As for electrolytics, after about 5-10 years, it is best to replace them all. And when you do replace, if you can, substitute film capacitors into their place or choose higher voltage & temperature rated ones, if you can. This may not be possible for larger caps since they just cannot make film capacitors of very hi capacitance values, but change as many as you can.
You got great answers on the caps. Safety trumps sound quality and those electrolytic's are past their expiration date. Quality modern electrolytic's are significantly better that vintage ones so they need replaced.
Jdane; Caps tubes cables do break in. The time varies in my experience. I've found at 50 hours things are settling in. After 100 hours you should hear little or no changes.
Mid40sguy-- I was being a bit facetious, but I guess the serious point was that this is not step-wise? (Perhaps someone can help me here). I assume there is no difference between (1) 'break in' and (2) 'aging' or 'degradation' (let's just talk tubes since no one doubts the aging process there). It's just a slow degradation from the moment you turn them on until they wear out completely, with an (arbitrary?) period in the middle where we like them the best? Not arguing here. Just trying to figure out what happens. Or are some arguing that once things get 'broken in', then they hit some steady-state of (perhaps finite) perfection?
This comes up with all kinds of things, just in my experience--physical books, Mason jars, cars, sails, hair brushes, engines. Is the process that electronic equipment is subject to different in any significant way? (I would assume for some components it might be: they either work perfectly or not at all, but in that case, there really is no 'break-in' period.). Again, not arguing. Just asking what audiophiles and electronics experts believe is happening.
All right, one final word, at least from me. And please: I promise I'm not trolling.
I just got off the phone with the electrical engineer who repairs audio equipment in my community. I've worked with him for decades; he used to be the head of the tech team at the university where I teach before he started his private business as "The Audio Doctor." And, not irrelevantly, he describes himself as "a recovering audiophile."
He insists that he has almost never seen capacitors fail, and that worrying about them "blowing up" and destroying the entire amp is plain silly. Active components like transistors, switches, and so forth constitute 95% of his repair work, he tells me. Moreover, he says that some electrolytic capacitors have "weep holes" that can leak electrolyte, and he has seen this problem (generally, the customer discovers some damage to the shelf on which the component with the leaking cap sits). Even with a capacitor that is leaking electrolyte, measurements will be within about 5% of what they should be. Furthermore, he says, circuits are very tolerant; most other components have normal functioning tolerances of 10% or higher. Bottom line: re-capping, he insists, will not improve my sound at all, nor am I risking a catastrophe from an old capacitor blowing up.

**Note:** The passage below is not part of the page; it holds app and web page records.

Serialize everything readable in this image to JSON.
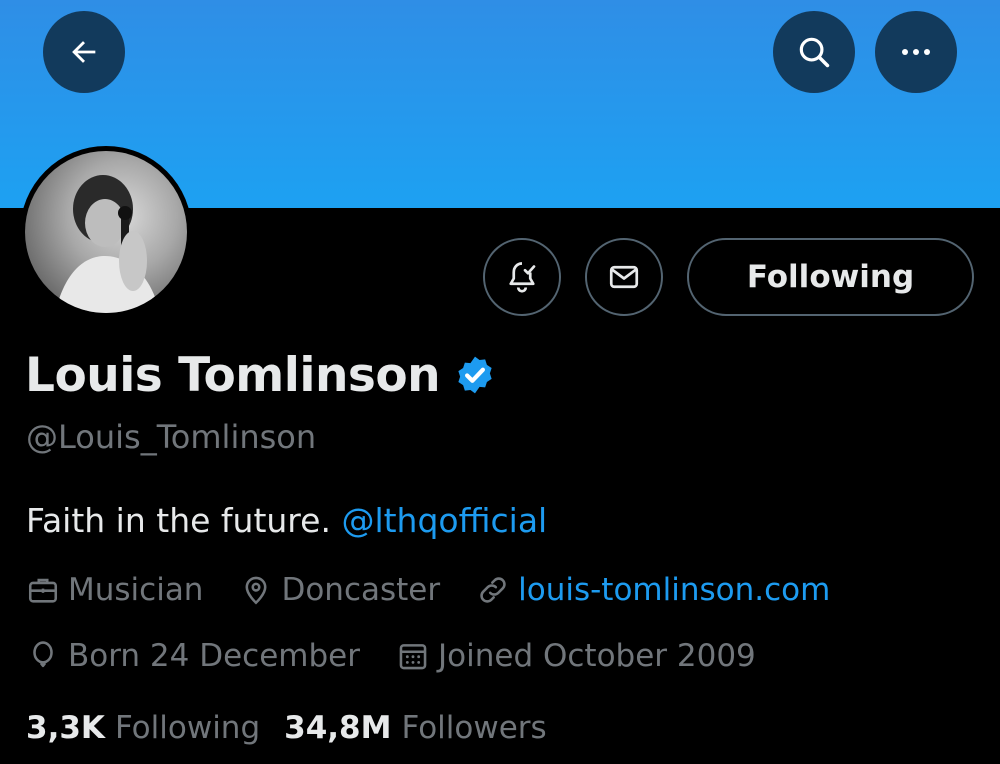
{
  "header": {
    "back_icon": "arrow-left-icon",
    "search_icon": "search-icon",
    "more_icon": "more-horizontal-icon",
    "banner_color": "#1da1f2"
  },
  "profile": {
    "avatar_icon": "avatar",
    "notify_icon": "bell-check-icon",
    "message_icon": "envelope-icon",
    "follow_button_label": "Following",
    "display_name": "Louis Tomlinson",
    "verified_icon": "verified-badge-icon",
    "handle": "@Louis_Tomlinson",
    "bio_text": "Faith in the future.",
    "bio_mention": "@lthqofficial",
    "occupation": "Musician",
    "location": "Doncaster",
    "website": "louis-tomlinson.com",
    "birthday": "Born 24 December",
    "joined": "Joined October 2009"
  },
  "stats": {
    "following_count": "3,3K",
    "following_label": "Following",
    "followers_count": "34,8M",
    "followers_label": "Followers"
  },
  "colors": {
    "accent": "#1d9bf0",
    "muted_text": "#71767b",
    "primary_text": "#e7e9ea",
    "background": "#000000"
  }
}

Now, I'm not saying he's right. But...I do trust him, he has 35 years of experience in the business of repairing audio equipment, and one would think he'd be motivated to suggest that I should replace my old capacitors, since I came to him wanting to do that, and he could have made money from me merely by agreeing to my wishes.

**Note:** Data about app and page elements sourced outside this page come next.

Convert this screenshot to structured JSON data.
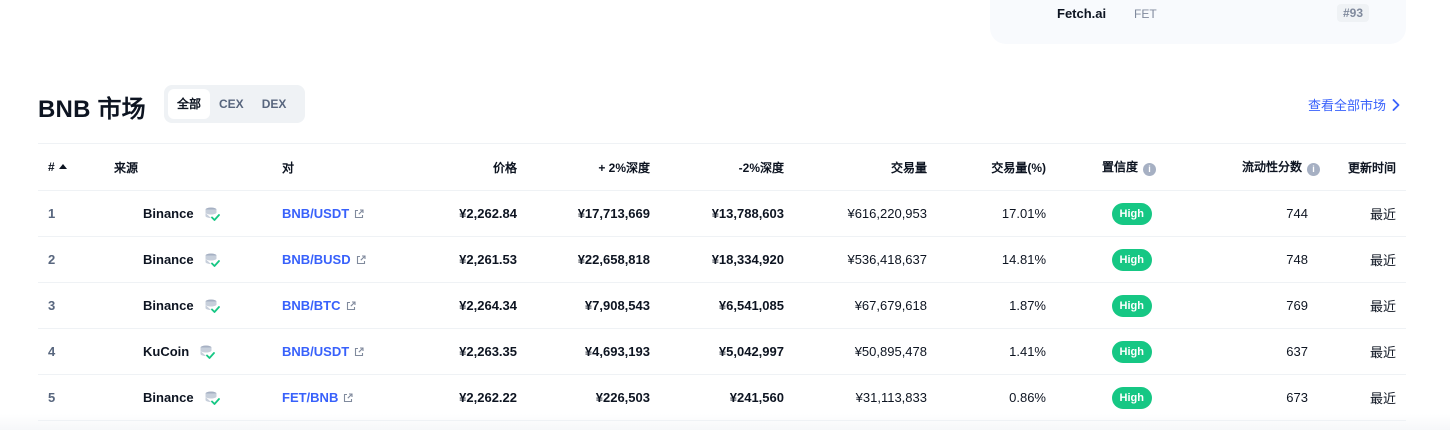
{
  "top_card": {
    "coin_name": "Fetch.ai",
    "coin_symbol": "FET",
    "rank": "#93"
  },
  "section": {
    "title": "BNB 市场",
    "filter_tabs": [
      "全部",
      "CEX",
      "DEX"
    ],
    "active_tab": "全部",
    "view_all": "查看全部市场"
  },
  "table": {
    "headers": {
      "num": "#",
      "source": "来源",
      "pair": "对",
      "price": "价格",
      "depth_plus": "+ 2%深度",
      "depth_minus": "-2%深度",
      "volume": "交易量",
      "volume_pct": "交易量(%)",
      "confidence": "置信度",
      "liquidity": "流动性分数",
      "updated": "更新时间"
    },
    "rows": [
      {
        "num": "1",
        "source": "Binance",
        "pair": "BNB/USDT",
        "price": "¥2,262.84",
        "depth_plus": "¥17,713,669",
        "depth_minus": "¥13,788,603",
        "volume": "¥616,220,953",
        "volume_pct": "17.01%",
        "confidence": "High",
        "liquidity": "744",
        "updated": "最近"
      },
      {
        "num": "2",
        "source": "Binance",
        "pair": "BNB/BUSD",
        "price": "¥2,261.53",
        "depth_plus": "¥22,658,818",
        "depth_minus": "¥18,334,920",
        "volume": "¥536,418,637",
        "volume_pct": "14.81%",
        "confidence": "High",
        "liquidity": "748",
        "updated": "最近"
      },
      {
        "num": "3",
        "source": "Binance",
        "pair": "BNB/BTC",
        "price": "¥2,264.34",
        "depth_plus": "¥7,908,543",
        "depth_minus": "¥6,541,085",
        "volume": "¥67,679,618",
        "volume_pct": "1.87%",
        "confidence": "High",
        "liquidity": "769",
        "updated": "最近"
      },
      {
        "num": "4",
        "source": "KuCoin",
        "pair": "BNB/USDT",
        "price": "¥2,263.35",
        "depth_plus": "¥4,693,193",
        "depth_minus": "¥5,042,997",
        "volume": "¥50,895,478",
        "volume_pct": "1.41%",
        "confidence": "High",
        "liquidity": "637",
        "updated": "最近"
      },
      {
        "num": "5",
        "source": "Binance",
        "pair": "FET/BNB",
        "price": "¥2,262.22",
        "depth_plus": "¥226,503",
        "depth_minus": "¥241,560",
        "volume": "¥31,113,833",
        "volume_pct": "0.86%",
        "confidence": "High",
        "liquidity": "673",
        "updated": "最近"
      }
    ]
  },
  "colors": {
    "accent_blue": "#3861fb",
    "high_badge": "#16c784",
    "text_primary": "#0d1421",
    "text_secondary": "#58667e"
  },
  "icons": {
    "sort": "sort-up-icon",
    "info": "info-icon",
    "database_check": "database-check-icon",
    "external_link": "external-link-icon",
    "chevron_right": "chevron-right-icon"
  }
}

One more thing. My right speaker is more than 30 feet from my amp; the cable must go up and over a stone arch in my living room. The left speaker, however, is only a couple of feet from the amp. I've run 14 AWG copper wire--nothing special, that is--to both speakers, using the amount of wire I needed to reach the speaker. He insists this is completely fine, and gave me a long explanation of why I don't need to worry, which I'll spare you all. But I'm pretty sure just about everyone on this site will think I'm making a mistake not to buy expensive cable, and to run identical lengths of cable to both speakers.

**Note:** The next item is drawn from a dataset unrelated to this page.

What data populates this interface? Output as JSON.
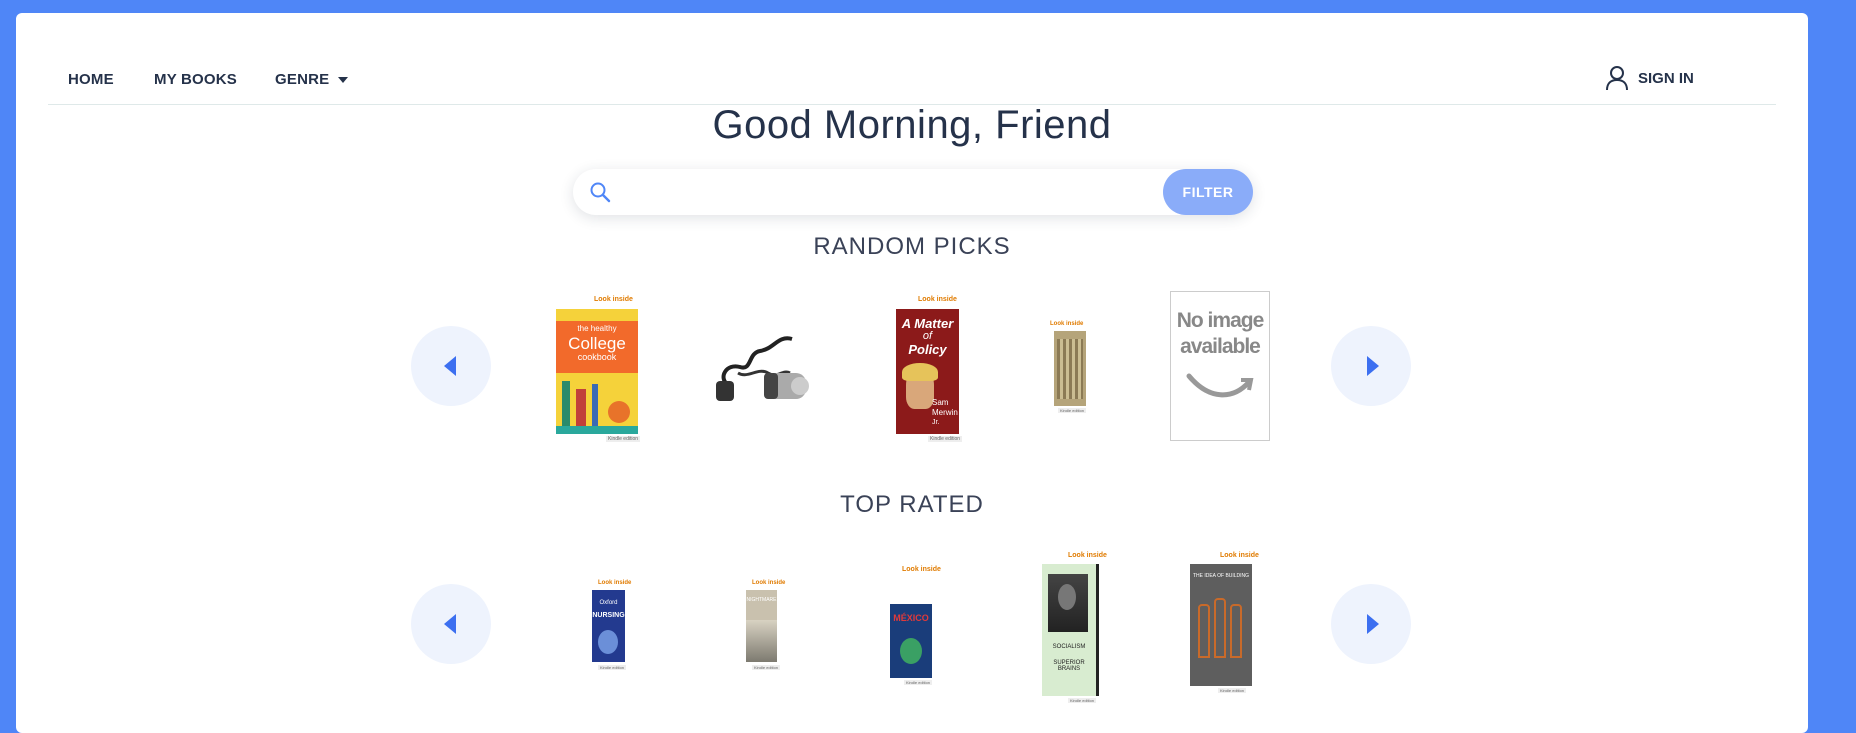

Chances are, this thread is sleeping now. But it will be interesting to see if these remarks provoke a passionate response.